Being raised in an Army family has been one of several things that shaped Shanna Hughes’ career in the hospitality industry over the past 20 years. Now, as the director of catering at Cheyenne Mountain Resort, Hughes is grateful for that background, and for a good friend, her mother and her two children who helped her succeed.
“My dad was a stickler for detail, which is part of that military background and influence. It is very important to me to ensure I cross the t’s and dot the i’s and make sure my clients know I’m there for them,” she said. “What an honor to serve people.”
Hughes was born at Fort Carson and graduated from Widefield High School. After graduation, she married and lived in Greece and England before returning in 2000 to take care of her disabled mother.

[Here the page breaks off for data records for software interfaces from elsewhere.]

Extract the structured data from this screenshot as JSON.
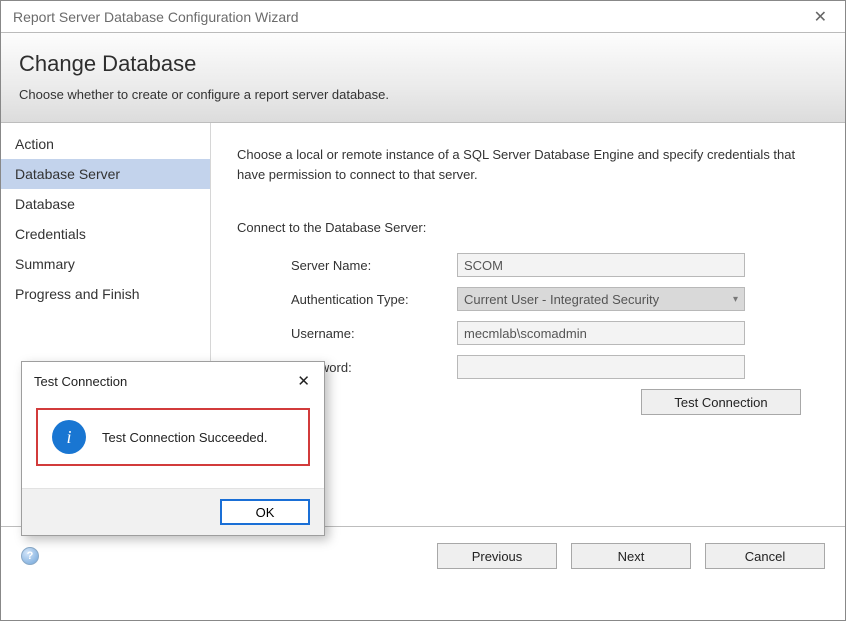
{
  "window": {
    "title": "Report Server Database Configuration Wizard"
  },
  "header": {
    "title": "Change Database",
    "subtitle": "Choose whether to create or configure a report server database."
  },
  "sidebar": {
    "items": [
      {
        "label": "Action"
      },
      {
        "label": "Database Server"
      },
      {
        "label": "Database"
      },
      {
        "label": "Credentials"
      },
      {
        "label": "Summary"
      },
      {
        "label": "Progress and Finish"
      }
    ],
    "selected_index": 1
  },
  "main": {
    "intro": "Choose a local or remote instance of a SQL Server Database Engine and specify credentials that have permission to connect to that server.",
    "section_label": "Connect to the Database Server:",
    "fields": {
      "server_name_label": "Server Name:",
      "server_name_value": "SCOM",
      "auth_type_label": "Authentication Type:",
      "auth_type_value": "Current User - Integrated Security",
      "username_label": "Username:",
      "username_value": "mecmlab\\scomadmin",
      "password_label": "Password:",
      "password_value": ""
    },
    "test_connection_label": "Test Connection"
  },
  "footer": {
    "previous": "Previous",
    "next": "Next",
    "cancel": "Cancel"
  },
  "dialog": {
    "title": "Test Connection",
    "message": "Test Connection Succeeded.",
    "ok": "OK"
  }
}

After a divorce and the end of the deejay business she and her former husband owned, Hughes started working at a local call center and was unsure what direction she wanted to take next. She then received a call from a friend who offered her a position at the DoubleTree by Hilton.
Hughes worked at the DoubleTree for 15 years.
“I started noticing that I felt like I wasn’t learning anymore because I had been there for so long,” she said. “I just needed to be challenged.”
In 2015, Hughes accepted a position at Cheyenne Mountain Resort. It was a step down from her DoubleTree job at the time, but she knew it was the right choice.
Hughes turns 50 this month and plans on maintaining the goal of continually learning.
What do you like most about your job?
I would have to say the ability to continuously learn. It is ever-changing. If you stagnate, you don’t get to stagnate long. There’s always something else or somewhere else you can go.
I’ve had a wonderful, very successful career. People don’t realize what an honor it is to work here. It’s a great company and, best of all, I’m learning again.
What are you currently working on at Cheyenne Mountain Resort?
We’re right in the heart of wedding season, but weddings have been down in Colorado Springs for about two years, so we’re coming up with new strategies for 2018 and starting earlier than we probably normally would. So far, is seems to be paying off. We’re also working on revamping our wedding process and how we can give our brides here a beautiful experience. We’re working on some different things to enhance that.
What characteristics of professionalism do you value most?
I think the biggest thing is honesty. I truly love very candid people. I feel that you get nowhere sugarcoating things. I understand people don’t want to hurt your feelings, but that doesn’t give you the true picture, and then you don’t know how to fix the problem. You spend more time tiptoeing around something instead of working on it. I value the honesty I share with my team, and the honesty I receive from my team. … We’re all a work in progress.
Has Colorado Springs been a good place to develop your career?
Yes, Colorado Springs with the big box houses — that’s what we call the bigger hotels — there are only five or six here, so it is the perfect opportunity to learn. I spent a small part of my career in Dallas, which has hundreds of hotels. It was challenging, but the training I received here allowed me to be successful there. This industry in this town is known for that.
What advice would you give to other professionals?
Don’t listen to all the white noise. I do sales and that noise can cloud that we have a job to do and goal to reach. Whatever goals you try to reach, push forward with everything you have. Don’t let the noise get in your head.